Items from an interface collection
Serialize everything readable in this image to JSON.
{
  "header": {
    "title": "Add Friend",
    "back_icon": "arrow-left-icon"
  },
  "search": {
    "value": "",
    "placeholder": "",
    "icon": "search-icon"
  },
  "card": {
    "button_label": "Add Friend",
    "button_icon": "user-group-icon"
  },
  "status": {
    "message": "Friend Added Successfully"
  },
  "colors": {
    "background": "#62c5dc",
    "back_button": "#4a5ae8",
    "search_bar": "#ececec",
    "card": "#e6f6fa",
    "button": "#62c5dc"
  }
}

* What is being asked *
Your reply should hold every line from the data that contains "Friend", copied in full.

* Reply to the exercise *
    "title": "Add Friend",
    "button_label": "Add Friend",
    "message": "Friend Added Successfully"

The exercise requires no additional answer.